Callie wears ear protection as she prepares to enter the scanner. The research team includes, from left, Andrew Brooks, Gregory Berns and Mark Spivak.
Credit: Bryan Meltz, Emory University
Fido's expressive face, including those longing puppy-dog eyes, may lead owners to wonder what exactly is going on in that doggy's head. Scientists decided to find out, using brain scans to explore the minds of our canine friends.
The researchers, who detailed their findings May 2 in the open-access journal PLoS ONE, were interested in understanding the human-dog relationship from the four-legged perspective.
"When we saw those first [brain] images, it was unlike anything else," said lead researcher Gregory Berns in a video interview posted online. "Nobody, as far as I know, had ever captured images of a dog's brain that wasn't sedated. This was [a] fully awake, unrestrained dog, here we have a picture for the first time ever of her brain," added Berns, who is director of the Emory University Center for Neuropolicy.
He added, "Now we can really begin to understand what dogs are thinking. We hope this opens a whole new door into canine cognition, social cognition of other species." [10 Barking Doggy Facts]
Sit … stay … still

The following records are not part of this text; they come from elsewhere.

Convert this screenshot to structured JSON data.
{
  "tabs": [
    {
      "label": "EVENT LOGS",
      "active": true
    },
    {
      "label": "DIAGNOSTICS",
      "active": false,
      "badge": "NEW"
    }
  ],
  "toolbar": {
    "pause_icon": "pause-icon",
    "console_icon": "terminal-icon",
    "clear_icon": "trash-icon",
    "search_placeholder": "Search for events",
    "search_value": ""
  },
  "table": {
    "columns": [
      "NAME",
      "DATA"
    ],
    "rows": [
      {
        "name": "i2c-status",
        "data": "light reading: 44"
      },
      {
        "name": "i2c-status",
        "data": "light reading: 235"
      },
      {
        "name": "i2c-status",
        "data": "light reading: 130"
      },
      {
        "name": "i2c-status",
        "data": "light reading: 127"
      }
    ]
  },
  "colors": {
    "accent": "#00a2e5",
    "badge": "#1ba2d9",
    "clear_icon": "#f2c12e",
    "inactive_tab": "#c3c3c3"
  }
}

Berns realized dogs could be trained to sit still in a brain-scanning machine after hearing that a U.S. Navy dog had been a member of the SEAL team that killed Osama bin Laden. "I realized that if dogs can be trained to jump out of helicopters and airplanes, we could certainly train them to go into an fMRI to see what they're thinking," Berns said.
So he and his colleagues trained two dogs to walk into and stay completely still inside a functional magnetic resonance imaging (fMRI) scanner that looks like a tube: Callie, a 2-year-old feist, or southern squirrel-hunting dog; and McKenzie, a 3-year-old border collie.
In the experiment, the dogs were trained to respond to hand signals, with the left hand pointing down signaling the dog would receive a hot-dog treat and the other gesture (both hands pointing toward each other horizontally) meaning "no treat." When the dogs saw the treat signal, the caudate region of the brain showed activity, a region associated with rewards in humans. That same area didn't rev up when dogs saw the no-treat signal. [Video of dog experiment]
"These results indicate that dogs pay very close attention to human signals," Berns said. "And these signals may have a direct line to the dog’s reward system."
Mirror into human mind
The researchers think the findings open the door for further studies of canine cognition that could answer questions about humans' deep connection with dogs, including how dogs represent human facial expressions in their minds and how they process human language.
With such an evolutionary history between man and man's best friend, the studies, the researchers point out, "may provide a unique mirror into the human mind," they write.
"The dog's brain represents something special about how humans and animals came together. It’s possible that dogs have even affected human evolution," Berns said.
In fact, research published in the August 2010 issue of the journal Current Anthropology suggests our love of these furry four-legged creatures may have deep roots in human evolution, even shaping how our ancestors developed language and other tools of civilization.